                  • #10
                    Find a construction person with a boom--pushed the posts in like butter. Almost too quickly. Of course this was in the spring (i.e. soft ground). Same thing for the t-posts. We did all the posts for the new pasture in about an hour I think. Went wood, t-post, t-post, wood and braced wood in the corners. No cement was used. T-posts were capped.

                    It's not my place, I was just helping, but I will say putting up the 5 strands of fencing and tensioning took much longer than setting the posts. They did four strands of (barbless) heavy-gauge wire and white tape along the top. Second from the bottom and the tape are hot. The tape was easier to work with than the heavy-gauge wire.

                    This was a very reasonably priced fence. I'm sure I will get blasted for saying this about barbless, but it seems very safe too. Lots of lines, tight, but with some bounce or give, and hot. Tape adds great visability.
                    DIY Journey of Remodeling the Farmette: http://weownblackacre.blogspot.com/


                    • #11
                      I have one small pasture fenced with t-posts with the Horsegard tape and post sleeves. I did it myself (including pounding the t-posts), it was affordable, and it has held up really well and looks nice (I used brown). The only reason I haven't done more of it is that it doesn't keep the dogs out. The rest of the pasture fencing is field fence (already there when we got the place, though eventually I'd love to switch to horse-safe mesh) with Horsegard tape on top to keep the horses off the fence.
                      Custom and semi-custom washable wool felt saddle pads!


                      • #12
                        Anyone have pics of their electrobraid?
                        Airborne? Oh. Yes, he can take a joke. Once. After that, the joke's on you.


                        • #13
                          Horse Guard Fence! We have miles of it. Easy to install, economical and SAFE for the horses.

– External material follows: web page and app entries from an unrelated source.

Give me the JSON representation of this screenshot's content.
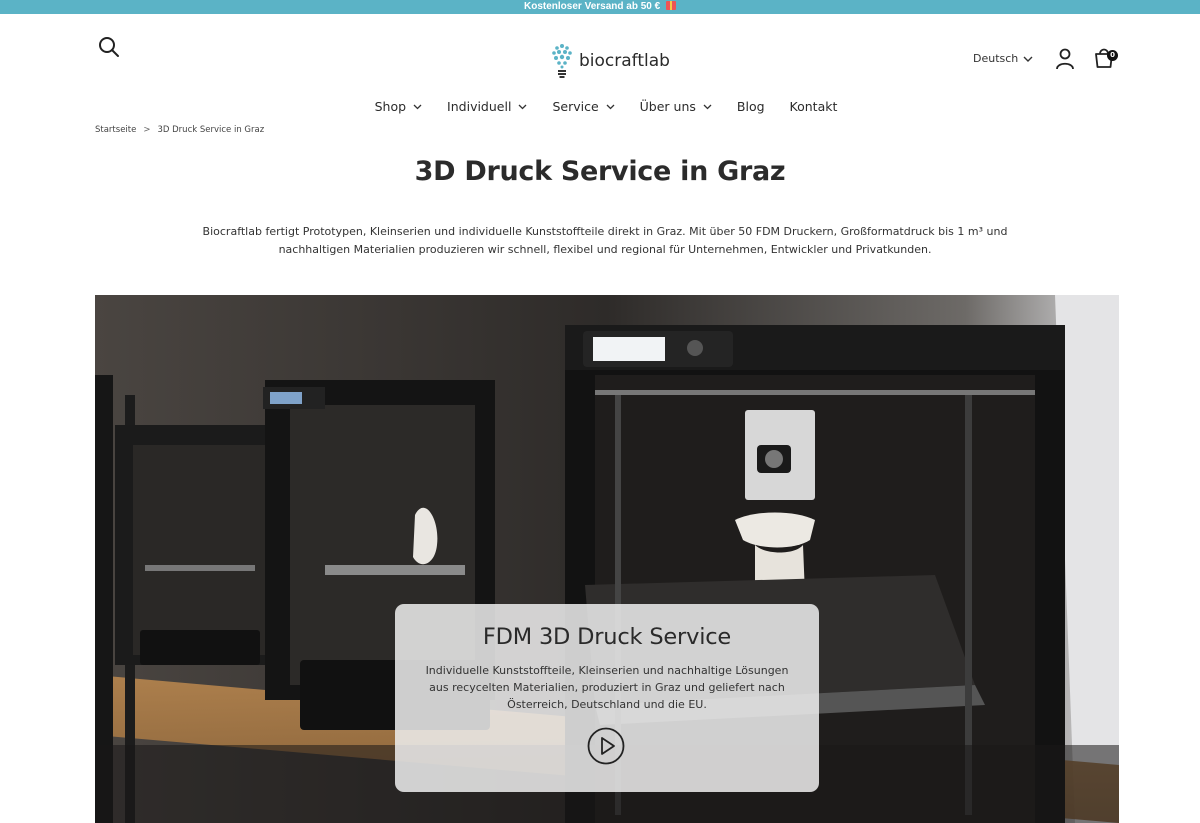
{
  "announcement": {
    "text": "Kostenloser Versand ab 50 €"
  },
  "header": {
    "logo_text": "biocraftlab",
    "language": "Deutsch",
    "cart_count": "0"
  },
  "nav": {
    "items": [
      {
        "label": "Shop",
        "has_dropdown": true
      },
      {
        "label": "Individuell",
        "has_dropdown": true
      },
      {
        "label": "Service",
        "has_dropdown": true
      },
      {
        "label": "Über uns",
        "has_dropdown": true
      },
      {
        "label": "Blog",
        "has_dropdown": false
      },
      {
        "label": "Kontakt",
        "has_dropdown": false
      }
    ]
  },
  "breadcrumb": {
    "home": "Startseite",
    "separator": ">",
    "current": "3D Druck Service in Graz"
  },
  "page": {
    "title": "3D Druck Service in Graz",
    "intro_line1": "Biocraftlab fertigt Prototypen, Kleinserien und individuelle Kunststoffteile direkt in Graz. Mit über 50 FDM Druckern, Großformatdruck bis 1 m³ und",
    "intro_line2": "nachhaltigen Materialien produzieren wir schnell, flexibel und regional für Unternehmen, Entwickler und Privatkunden."
  },
  "hero": {
    "card_title": "FDM 3D Druck Service",
    "card_line1": "Individuelle Kunststoffteile, Kleinserien und nachhaltige Lösungen",
    "card_line2": "aus recycelten Materialien, produziert in Graz und geliefert nach",
    "card_line3": "Österreich, Deutschland und die EU."
  },
  "colors": {
    "announcement_bg": "#5bb3c6",
    "text": "#2b2b2b",
    "logo_accent": "#5bb3c6"
  }
}
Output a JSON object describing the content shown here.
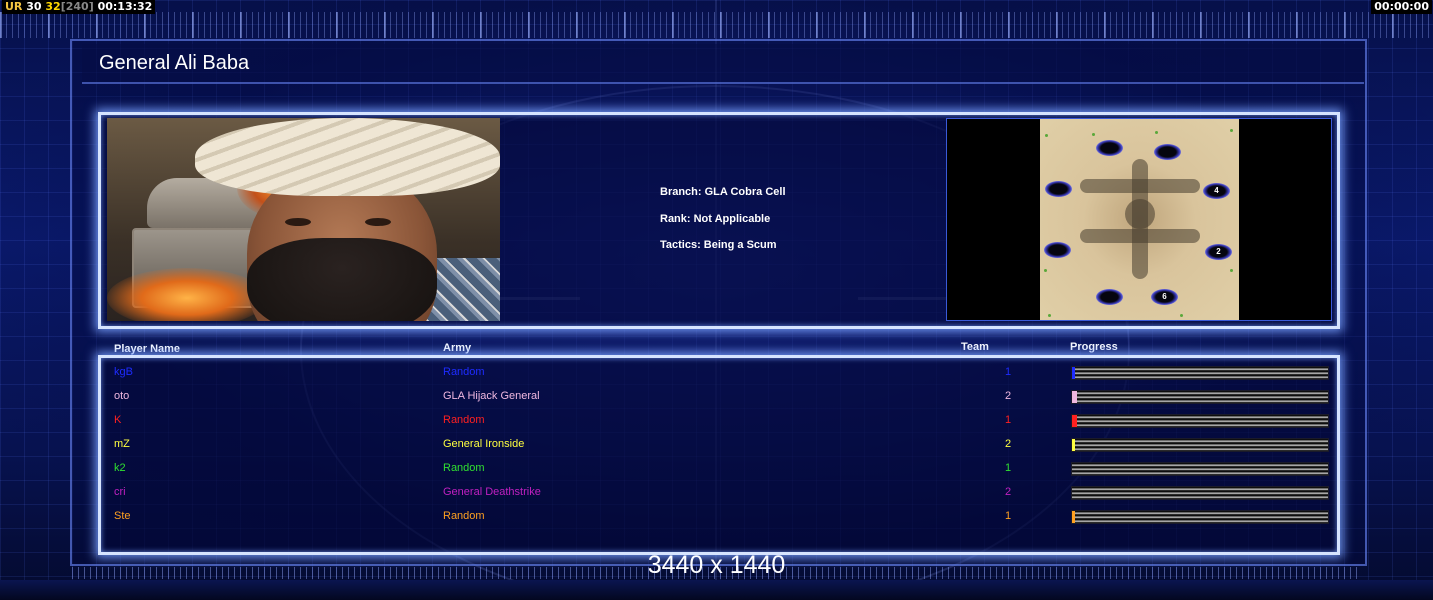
{
  "hud": {
    "left": {
      "a": "UR",
      "b": "30",
      "c": "32",
      "d": "[240]",
      "e": "00:13:32"
    },
    "right_time": "00:00:00"
  },
  "general": {
    "title": "General Ali Baba",
    "branch": "Branch: GLA Cobra Cell",
    "rank": "Rank: Not Applicable",
    "tactics": "Tactics: Being a Scum"
  },
  "map": {
    "slots": [
      {
        "label": ""
      },
      {
        "label": ""
      },
      {
        "label": ""
      },
      {
        "label": "4"
      },
      {
        "label": ""
      },
      {
        "label": "2"
      },
      {
        "label": ""
      },
      {
        "label": "6"
      }
    ]
  },
  "table": {
    "headers": {
      "name": "Player Name",
      "army": "Army",
      "team": "Team",
      "progress": "Progress"
    },
    "rows": [
      {
        "name": "kgB",
        "army": "Random",
        "team": "1",
        "color": "#1e2cff",
        "progress": 0.01
      },
      {
        "name": "oto",
        "army": "GLA Hijack General",
        "team": "2",
        "color": "#f0b8e0",
        "progress": 0.02
      },
      {
        "name": "K",
        "army": "Random",
        "team": "1",
        "color": "#ff2020",
        "progress": 0.02
      },
      {
        "name": "mZ",
        "army": "General Ironside",
        "team": "2",
        "color": "#ffff40",
        "progress": 0.01
      },
      {
        "name": "k2",
        "army": "Random",
        "team": "1",
        "color": "#30e030",
        "progress": 0.0
      },
      {
        "name": "cri",
        "army": "General Deathstrike",
        "team": "2",
        "color": "#c020c0",
        "progress": 0.0
      },
      {
        "name": "Ste",
        "army": "Random",
        "team": "1",
        "color": "#ffa020",
        "progress": 0.01
      }
    ]
  },
  "resolution": "3440 x 1440"
}
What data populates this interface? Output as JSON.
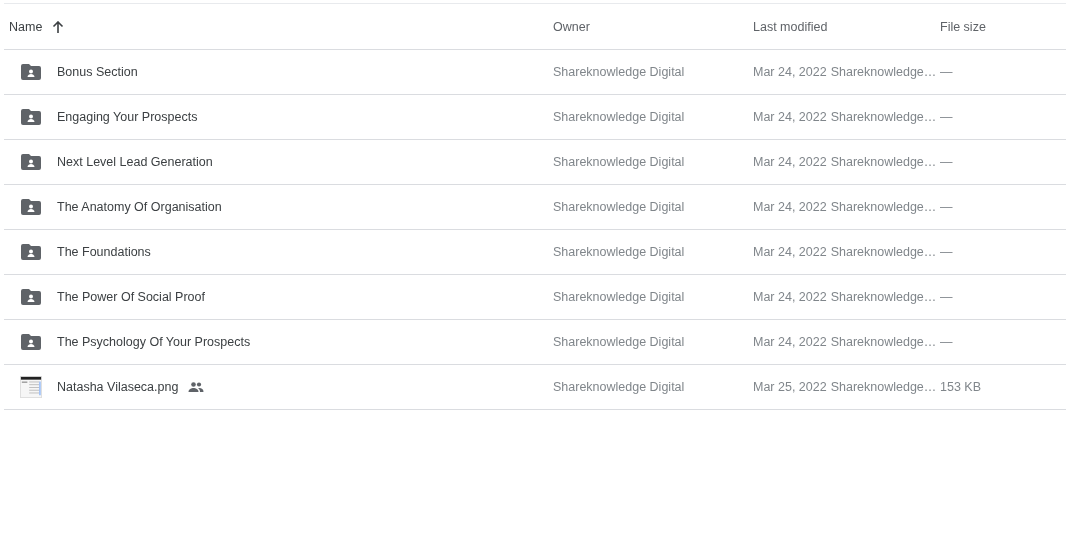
{
  "table": {
    "columns": [
      {
        "label": "Name",
        "sorted_ascending": true
      },
      {
        "label": "Owner"
      },
      {
        "label": "Last modified"
      },
      {
        "label": "File size"
      }
    ],
    "rows": [
      {
        "kind": "folder",
        "name": "Bonus Section",
        "shared": false,
        "owner": "Shareknowledge Digital",
        "date": "Mar 24, 2022",
        "modified_by": "Shareknowledge…",
        "size": "—"
      },
      {
        "kind": "folder",
        "name": "Engaging Your Prospects",
        "shared": false,
        "owner": "Shareknowledge Digital",
        "date": "Mar 24, 2022",
        "modified_by": "Shareknowledge…",
        "size": "—"
      },
      {
        "kind": "folder",
        "name": "Next Level Lead Generation",
        "shared": false,
        "owner": "Shareknowledge Digital",
        "date": "Mar 24, 2022",
        "modified_by": "Shareknowledge…",
        "size": "—"
      },
      {
        "kind": "folder",
        "name": "The Anatomy Of Organisation",
        "shared": false,
        "owner": "Shareknowledge Digital",
        "date": "Mar 24, 2022",
        "modified_by": "Shareknowledge…",
        "size": "—"
      },
      {
        "kind": "folder",
        "name": "The Foundations",
        "shared": false,
        "owner": "Shareknowledge Digital",
        "date": "Mar 24, 2022",
        "modified_by": "Shareknowledge…",
        "size": "—"
      },
      {
        "kind": "folder",
        "name": "The Power Of Social Proof",
        "shared": false,
        "owner": "Shareknowledge Digital",
        "date": "Mar 24, 2022",
        "modified_by": "Shareknowledge…",
        "size": "—"
      },
      {
        "kind": "folder",
        "name": "The Psychology Of Your Prospects",
        "shared": false,
        "owner": "Shareknowledge Digital",
        "date": "Mar 24, 2022",
        "modified_by": "Shareknowledge…",
        "size": "—"
      },
      {
        "kind": "image",
        "name": "Natasha Vilaseca.png",
        "shared": true,
        "owner": "Shareknowledge Digital",
        "date": "Mar 25, 2022",
        "modified_by": "Shareknowledge…",
        "size": "153 KB"
      }
    ]
  }
}
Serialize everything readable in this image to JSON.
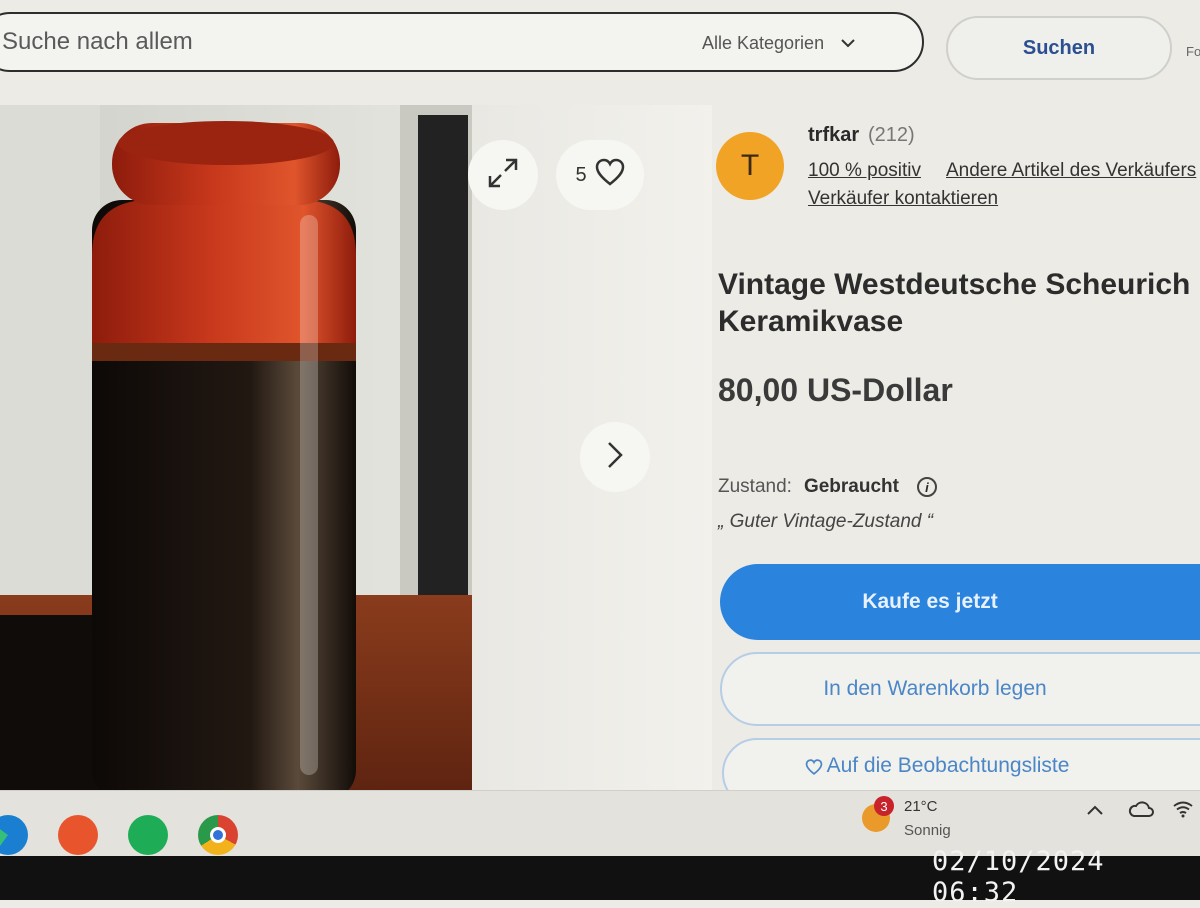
{
  "header": {
    "search_placeholder": "Suche nach allem",
    "category_label": "Alle Kategorien",
    "search_button": "Suchen",
    "advanced_label": "Fo"
  },
  "gallery": {
    "watch_count": "5"
  },
  "seller": {
    "avatar_letter": "T",
    "name": "trfkar",
    "rating_count": "(212)",
    "feedback": "100 % positiv",
    "other_items": "Andere Artikel des Verkäufers",
    "contact": "Verkäufer kontaktieren"
  },
  "item": {
    "title_line1": "Vintage Westdeutsche Scheurich",
    "title_line2": "Keramikvase",
    "price": "80,00 US-Dollar",
    "condition_label": "Zustand:",
    "condition_value": "Gebraucht",
    "condition_note": "„ Guter Vintage-Zustand “"
  },
  "actions": {
    "buy_now": "Kaufe es jetzt",
    "add_to_cart": "In den Warenkorb legen",
    "watchlist": "Auf die Beobachtungsliste"
  },
  "taskbar": {
    "weather_badge": "3",
    "temperature": "21°C",
    "weather": "Sonnig"
  },
  "photo_timestamp": "02/10/2024  06:32",
  "colors": {
    "accent": "#2a83dd",
    "seller_avatar": "#f1a326",
    "vase_top": "#c2341a",
    "vase_bottom": "#1a1410"
  }
}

                          Follow us on facebook - https://www.facebook.com/pages/River...ref=ts&fref=ts